■ **Work item**: Write out all of the data without omission, exactly as shown.

■ **Source data**:
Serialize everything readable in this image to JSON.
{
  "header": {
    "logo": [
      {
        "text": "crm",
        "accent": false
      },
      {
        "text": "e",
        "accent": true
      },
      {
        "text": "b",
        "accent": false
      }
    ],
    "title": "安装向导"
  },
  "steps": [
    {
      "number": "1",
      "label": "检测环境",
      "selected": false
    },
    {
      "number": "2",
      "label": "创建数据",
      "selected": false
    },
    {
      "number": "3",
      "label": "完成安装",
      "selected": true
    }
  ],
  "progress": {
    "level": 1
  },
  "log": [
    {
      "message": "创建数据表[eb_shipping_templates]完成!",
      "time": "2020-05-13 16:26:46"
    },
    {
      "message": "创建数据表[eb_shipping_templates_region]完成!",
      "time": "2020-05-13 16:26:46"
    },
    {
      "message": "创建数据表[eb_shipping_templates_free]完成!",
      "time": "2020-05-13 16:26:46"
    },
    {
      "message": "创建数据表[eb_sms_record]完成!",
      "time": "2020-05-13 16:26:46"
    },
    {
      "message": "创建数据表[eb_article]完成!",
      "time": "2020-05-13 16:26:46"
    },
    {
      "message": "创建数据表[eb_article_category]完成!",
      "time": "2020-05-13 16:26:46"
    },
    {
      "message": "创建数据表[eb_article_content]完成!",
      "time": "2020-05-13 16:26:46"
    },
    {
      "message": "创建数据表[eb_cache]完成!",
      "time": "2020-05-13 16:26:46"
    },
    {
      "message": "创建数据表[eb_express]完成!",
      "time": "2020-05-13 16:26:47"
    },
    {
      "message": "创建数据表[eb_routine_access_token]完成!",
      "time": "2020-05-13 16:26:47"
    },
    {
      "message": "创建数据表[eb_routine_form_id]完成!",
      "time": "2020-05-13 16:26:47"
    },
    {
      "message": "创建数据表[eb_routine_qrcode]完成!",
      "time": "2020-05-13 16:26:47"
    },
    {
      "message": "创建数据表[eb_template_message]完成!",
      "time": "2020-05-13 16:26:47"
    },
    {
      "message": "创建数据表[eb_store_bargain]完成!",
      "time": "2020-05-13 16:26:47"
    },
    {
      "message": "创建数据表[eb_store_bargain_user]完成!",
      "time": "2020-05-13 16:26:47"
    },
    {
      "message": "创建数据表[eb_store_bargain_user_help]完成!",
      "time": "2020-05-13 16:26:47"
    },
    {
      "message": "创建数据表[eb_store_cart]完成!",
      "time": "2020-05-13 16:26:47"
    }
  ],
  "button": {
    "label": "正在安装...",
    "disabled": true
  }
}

■ **Expected output**:
Serialize everything readable in this image to JSON.
{
  "header": {
    "logo": [
      {
        "text": "crm",
        "accent": false
      },
      {
        "text": "e",
        "accent": true
      },
      {
        "text": "b",
        "accent": false
      }
    ],
    "title": "安装向导"
  },
  "steps": [
    {
      "number": "1",
      "label": "检测环境",
      "selected": false
    },
    {
      "number": "2",
      "label": "创建数据",
      "selected": false
    },
    {
      "number": "3",
      "label": "完成安装",
      "selected": true
    }
  ],
  "progress": {
    "level": 1
  },
  "log": [
    {
      "message": "创建数据表[eb_shipping_templates]完成!",
      "time": "2020-05-13 16:26:46"
    },
    {
      "message": "创建数据表[eb_shipping_templates_region]完成!",
      "time": "2020-05-13 16:26:46"
    },
    {
      "message": "创建数据表[eb_shipping_templates_free]完成!",
      "time": "2020-05-13 16:26:46"
    },
    {
      "message": "创建数据表[eb_sms_record]完成!",
      "time": "2020-05-13 16:26:46"
    },
    {
      "message": "创建数据表[eb_article]完成!",
      "time": "2020-05-13 16:26:46"
    },
    {
      "message": "创建数据表[eb_article_category]完成!",
      "time": "2020-05-13 16:26:46"
    },
    {
      "message": "创建数据表[eb_article_content]完成!",
      "time": "2020-05-13 16:26:46"
    },
    {
      "message": "创建数据表[eb_cache]完成!",
      "time": "2020-05-13 16:26:46"
    },
    {
      "message": "创建数据表[eb_express]完成!",
      "time": "2020-05-13 16:26:47"
    },
    {
      "message": "创建数据表[eb_routine_access_token]完成!",
      "time": "2020-05-13 16:26:47"
    },
    {
      "message": "创建数据表[eb_routine_form_id]完成!",
      "time": "2020-05-13 16:26:47"
    },
    {
      "message": "创建数据表[eb_routine_qrcode]完成!",
      "time": "2020-05-13 16:26:47"
    },
    {
      "message": "创建数据表[eb_template_message]完成!",
      "time": "2020-05-13 16:26:47"
    },
    {
      "message": "创建数据表[eb_store_bargain]完成!",
      "time": "2020-05-13 16:26:47"
    },
    {
      "message": "创建数据表[eb_store_bargain_user]完成!",
      "time": "2020-05-13 16:26:47"
    },
    {
      "message": "创建数据表[eb_store_bargain_user_help]完成!",
      "time": "2020-05-13 16:26:47"
    },
    {
      "message": "创建数据表[eb_store_cart]完成!",
      "time": "2020-05-13 16:26:47"
    }
  ],
  "button": {
    "label": "正在安装...",
    "disabled": true
  }
}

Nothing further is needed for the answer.